Justice Baqar Ali Najafi will take up today the writ petition filed by Hafiz Mushtaq Naeemi against the NAB chairman and the Federation of Pakistan.

The National Accountability Bureau had arrested Shehbaz in a Rs14 billion Ashiana Iqbal Housing Scheme case accusing him of awarding illegal contracts to his favourite company and the accountability court later had granted his physical remand for 10 days till October 16.

During the hearing, the NAB prosecutor had argued that the former Punjab chief minister misused his powers and his actions caused a big loss to the national exchequer. He told the court that the competent authority had authorised an inquiry against management/officials of Punjab Land Development Company (PLDC), Lahore Casa Developers, Lahore Development Authority (LDA) and others vide a letter that was later converted into investigation.
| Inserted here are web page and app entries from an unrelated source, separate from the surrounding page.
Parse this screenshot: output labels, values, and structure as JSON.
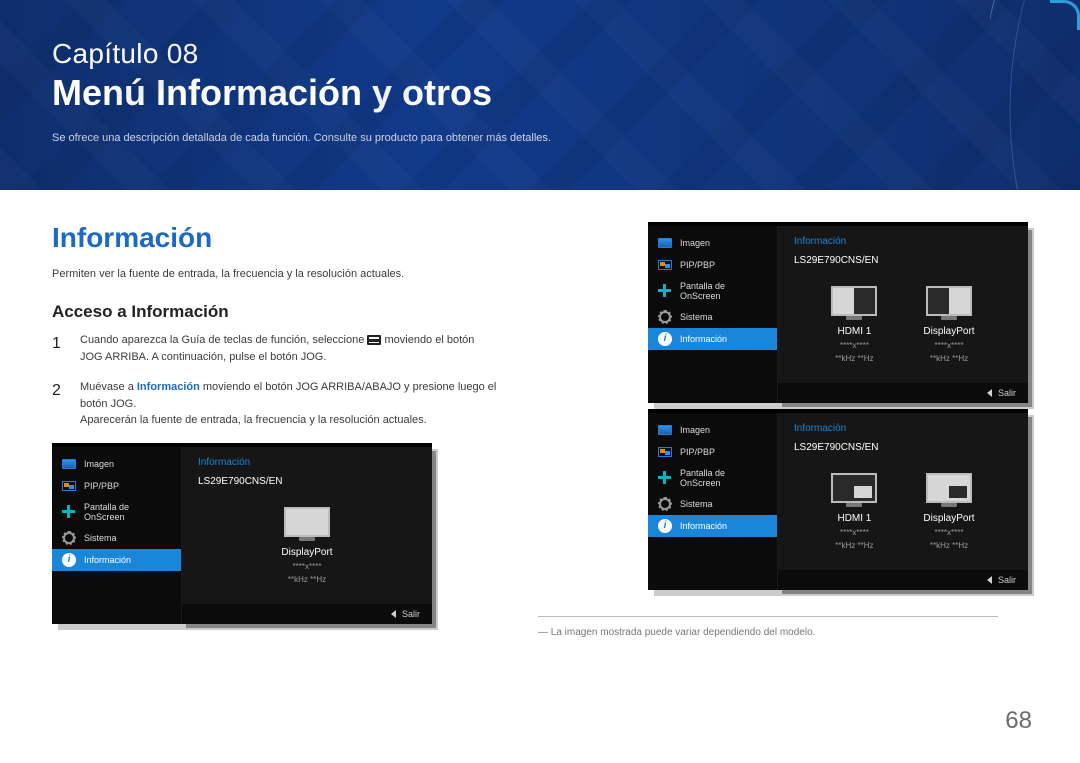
{
  "chapter_label": "Capítulo 08",
  "chapter_title": "Menú Información y otros",
  "chapter_subtitle": "Se ofrece una descripción detallada de cada función. Consulte su producto para obtener más detalles.",
  "section_heading": "Información",
  "lead_text": "Permiten ver la fuente de entrada, la frecuencia y la resolución actuales.",
  "subheading": "Acceso a Información",
  "steps": {
    "s1": {
      "num": "1",
      "pre": "Cuando aparezca la Guía de teclas de función, seleccione ",
      "post": " moviendo el botón JOG ARRIBA. A continuación, pulse el botón JOG."
    },
    "s2": {
      "num": "2",
      "pre": "Muévase a ",
      "emph": "Información",
      "post": " moviendo el botón JOG ARRIBA/ABAJO y presione luego el botón JOG.",
      "line2": "Aparecerán la fuente de entrada, la frecuencia y la resolución actuales."
    }
  },
  "osd_menu": {
    "items": [
      "Imagen",
      "PIP/PBP",
      "Pantalla de OnScreen",
      "Sistema",
      "Información"
    ],
    "panel_title": "Información",
    "model": "LS29E790CNS/EN",
    "exit": "Salir"
  },
  "sources": {
    "dp": {
      "label": "DisplayPort",
      "res": "****x****",
      "hz": "**kHz **Hz"
    },
    "hdmi1": {
      "label": "HDMI 1",
      "res": "****x****",
      "hz": "**kHz **Hz"
    }
  },
  "footnote": "― La imagen mostrada puede variar dependiendo del modelo.",
  "page_number": "68"
}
And that an interim reference No 50/2018 against the officials and others was also under trial before the court, he said.

As per the NAB official, Shehbaz, being then chief minister, unlawfully assumed powers of Board of Directors of PLDC, misused his authority and acted in connivance with Fawad Hassan Fawad, the then secretary (implementation) to Punjab CM. The accused illegally and with malafide intention forwarded the matter to Anti –Corruption Establishment (ACE) to kneel down the successful bidder to their whims, he added.
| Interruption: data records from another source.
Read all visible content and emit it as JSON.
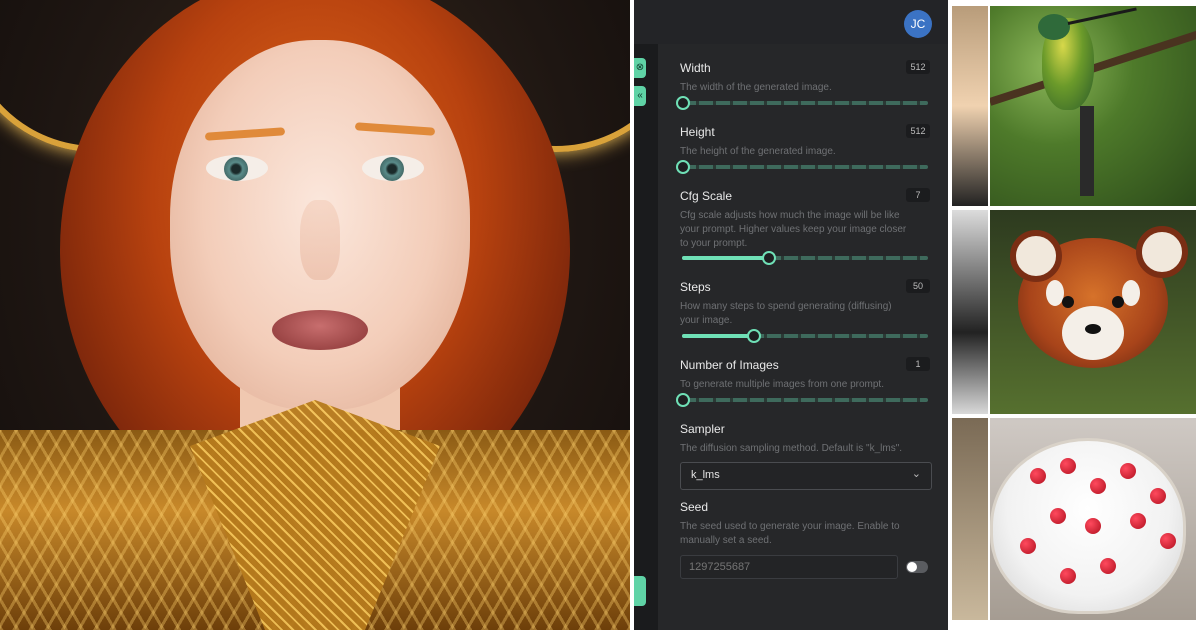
{
  "header": {
    "avatar_initials": "JC"
  },
  "settings": [
    {
      "id": "width",
      "label": "Width",
      "value": "512",
      "description": "The width of the generated image.",
      "fraction": 0.0
    },
    {
      "id": "height",
      "label": "Height",
      "value": "512",
      "description": "The height of the generated image.",
      "fraction": 0.0
    },
    {
      "id": "cfg",
      "label": "Cfg Scale",
      "value": "7",
      "description_lines": [
        "Cfg scale adjusts how much the image will be like",
        "your prompt. Higher values keep your image closer",
        "to your prompt."
      ],
      "fraction": 0.35
    },
    {
      "id": "steps",
      "label": "Steps",
      "value": "50",
      "description_lines": [
        "How many steps to spend generating (diffusing)",
        "your image."
      ],
      "fraction": 0.29
    },
    {
      "id": "num_images",
      "label": "Number of Images",
      "value": "1",
      "description": "To generate multiple images from one prompt.",
      "fraction": 0.0
    }
  ],
  "sampler": {
    "label": "Sampler",
    "description": "The diffusion sampling method. Default is \"k_lms\".",
    "selected": "k_lms"
  },
  "seed": {
    "label": "Seed",
    "description_lines": [
      "The seed used to generate your image. Enable to",
      "manually set a seed."
    ],
    "placeholder": "1297255687",
    "enabled": false
  },
  "colors": {
    "accent": "#6fe0b6",
    "panel_bg": "#262729",
    "avatar_bg": "#3b73c4"
  },
  "icons": {
    "side_top": "close-circle-icon",
    "side_mid": "collapse-icon",
    "chevron": "chevron-down-icon"
  }
}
The writ petition, filed through Zulfiqar Ahmad Bhulla Advocate under Article 199 of the Constitution, says NAB Ordinance 1999 was promulgated by then President Pervez Musharaf and regularised by the parliament. Under Article 270AA(2) of the Constitution, it further says, the ordinances which were in force at the time of 18th Amendment 2010 shall continue to be in force until altered, repealed or amended by the competent authority. Under Article 89 of the Constitution, an ordinance which is promulgated by the president will remain in field for 120 days and both the houses can extend the ordinance for a period of 120 days and such extension of the ordinance under Article 89(2) is for only once meaning that the Senate and the National Assembly now cannot regularise the ordinance envisaged under Article 270AA. Thus, both Article 89(2) and article 270AA are contradictory to each other which require the attention of this court, the petitioner says.

“Moreover, the section 15 of the NAB Ordinance 1999 provides ‘where an accused person is convicted of an offence Under Section 9 of this Ordinance shall forthwith cease to hold public office if any held by him, and further he shall stand disqualified for a period of 10 years’. No law can explain the disqualification of an existing member as clause P of Article 63(1) provides only the disqualification from being chosen through a law,” he states. “Even a disqualification from being chosen under clause P of Article 63(1) and explanation can be through a law other than an ordinance, so section 15 of NAB Ordinance cannot explain even disqualification from being chosen of a member of parliament or provincial assembly.”

He states that section 15 of the NAB Ordinance is violative of the procedure laid down in Article 63(2) for the disqualification of an existing member of parliament.

He quotes Article 248 of the Constitution as saying that the president, a governor, the prime minister, a federal minister, a minister of state, the chief minister and a provincial minister shall not be answerable to any court for the exercise of powers and performance of functions of their respective offices or for any act done in the exercise of those powers and performance of those functions: provided that nothing in this clause shall be construed as restricting the right of any person to bring appropriate proceedings against the federation or province.

The law provides a personal protection to the offices mentioned above so NAB Ordinance 1999 is violative of Article 248(1), he states. He prayed that Section 15 of NAB Ordinance was contradictory to the explanation of Article 63(p) and Article 63(2) and liable to be struck down. He finally prayed that the arrest of Shehbaz Sharif and consequential remand order dated October 6, 2018 was violative of Article 248 of the Constitution and be suspended.

 

 

Shahzad Ahmad